Top of Supplied records
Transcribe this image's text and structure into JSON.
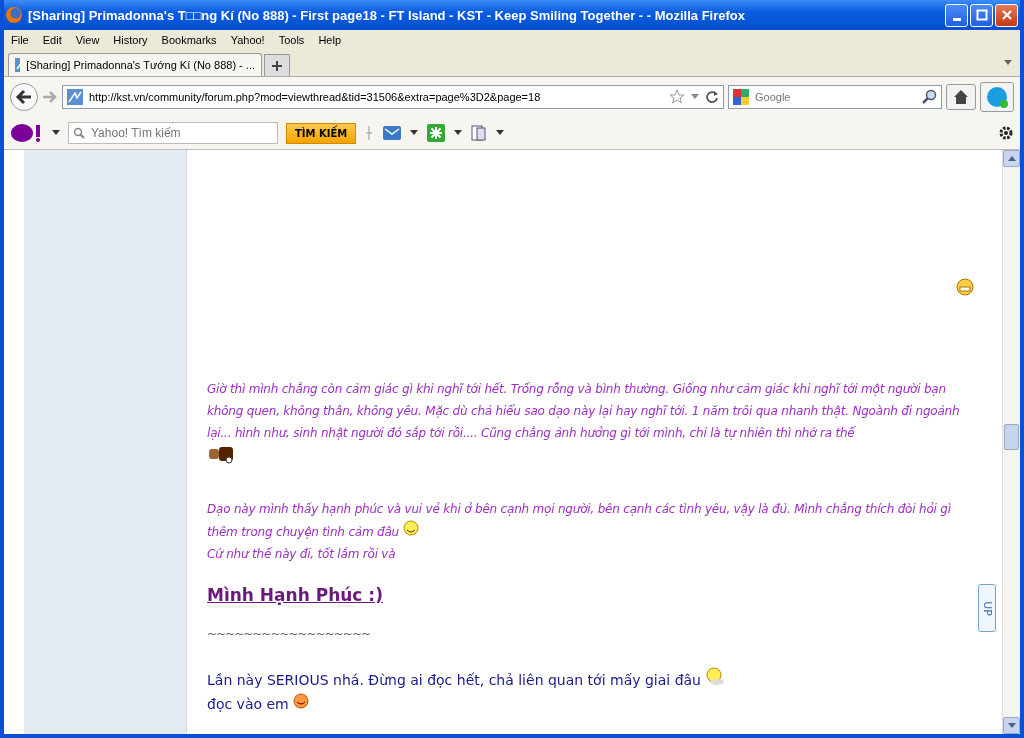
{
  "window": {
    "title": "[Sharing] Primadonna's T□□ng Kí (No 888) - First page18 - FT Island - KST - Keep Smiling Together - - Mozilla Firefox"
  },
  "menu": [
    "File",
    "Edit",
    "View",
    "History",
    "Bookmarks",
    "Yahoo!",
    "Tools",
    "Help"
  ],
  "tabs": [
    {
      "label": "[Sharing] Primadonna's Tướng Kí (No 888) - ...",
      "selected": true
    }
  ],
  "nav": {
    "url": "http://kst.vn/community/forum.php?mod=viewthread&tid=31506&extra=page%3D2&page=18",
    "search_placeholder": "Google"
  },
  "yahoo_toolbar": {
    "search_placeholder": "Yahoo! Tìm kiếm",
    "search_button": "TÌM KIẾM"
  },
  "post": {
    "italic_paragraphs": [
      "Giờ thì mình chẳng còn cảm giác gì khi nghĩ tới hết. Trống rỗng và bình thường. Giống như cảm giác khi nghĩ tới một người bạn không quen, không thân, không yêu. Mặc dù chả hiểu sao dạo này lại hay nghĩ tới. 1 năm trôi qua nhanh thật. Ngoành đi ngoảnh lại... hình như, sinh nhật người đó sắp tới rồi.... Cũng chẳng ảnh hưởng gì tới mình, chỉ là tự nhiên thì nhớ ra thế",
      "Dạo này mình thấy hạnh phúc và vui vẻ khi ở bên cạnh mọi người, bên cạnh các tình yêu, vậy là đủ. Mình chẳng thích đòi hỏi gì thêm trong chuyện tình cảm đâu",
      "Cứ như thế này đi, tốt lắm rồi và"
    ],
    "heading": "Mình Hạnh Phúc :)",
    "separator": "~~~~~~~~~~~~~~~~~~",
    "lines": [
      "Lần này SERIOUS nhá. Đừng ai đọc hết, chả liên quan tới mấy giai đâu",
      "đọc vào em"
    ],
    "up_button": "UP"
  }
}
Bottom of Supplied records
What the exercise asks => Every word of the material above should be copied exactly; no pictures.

Written answer =>
Transcribe this image's text and structure into JSON.
{
  "window": {
    "title": "[Sharing] Primadonna's T□□ng Kí (No 888) - First page18 - FT Island - KST - Keep Smiling Together - - Mozilla Firefox"
  },
  "menu": [
    "File",
    "Edit",
    "View",
    "History",
    "Bookmarks",
    "Yahoo!",
    "Tools",
    "Help"
  ],
  "tabs": [
    {
      "label": "[Sharing] Primadonna's Tướng Kí (No 888) - ...",
      "selected": true
    }
  ],
  "nav": {
    "url": "http://kst.vn/community/forum.php?mod=viewthread&tid=31506&extra=page%3D2&page=18",
    "search_placeholder": "Google"
  },
  "yahoo_toolbar": {
    "search_placeholder": "Yahoo! Tìm kiếm",
    "search_button": "TÌM KIẾM"
  },
  "post": {
    "italic_paragraphs": [
      "Giờ thì mình chẳng còn cảm giác gì khi nghĩ tới hết. Trống rỗng và bình thường. Giống như cảm giác khi nghĩ tới một người bạn không quen, không thân, không yêu. Mặc dù chả hiểu sao dạo này lại hay nghĩ tới. 1 năm trôi qua nhanh thật. Ngoành đi ngoảnh lại... hình như, sinh nhật người đó sắp tới rồi.... Cũng chẳng ảnh hưởng gì tới mình, chỉ là tự nhiên thì nhớ ra thế",
      "Dạo này mình thấy hạnh phúc và vui vẻ khi ở bên cạnh mọi người, bên cạnh các tình yêu, vậy là đủ. Mình chẳng thích đòi hỏi gì thêm trong chuyện tình cảm đâu",
      "Cứ như thế này đi, tốt lắm rồi và"
    ],
    "heading": "Mình Hạnh Phúc :)",
    "separator": "~~~~~~~~~~~~~~~~~~",
    "lines": [
      "Lần này SERIOUS nhá. Đừng ai đọc hết, chả liên quan tới mấy giai đâu",
      "đọc vào em"
    ],
    "up_button": "UP"
  }
}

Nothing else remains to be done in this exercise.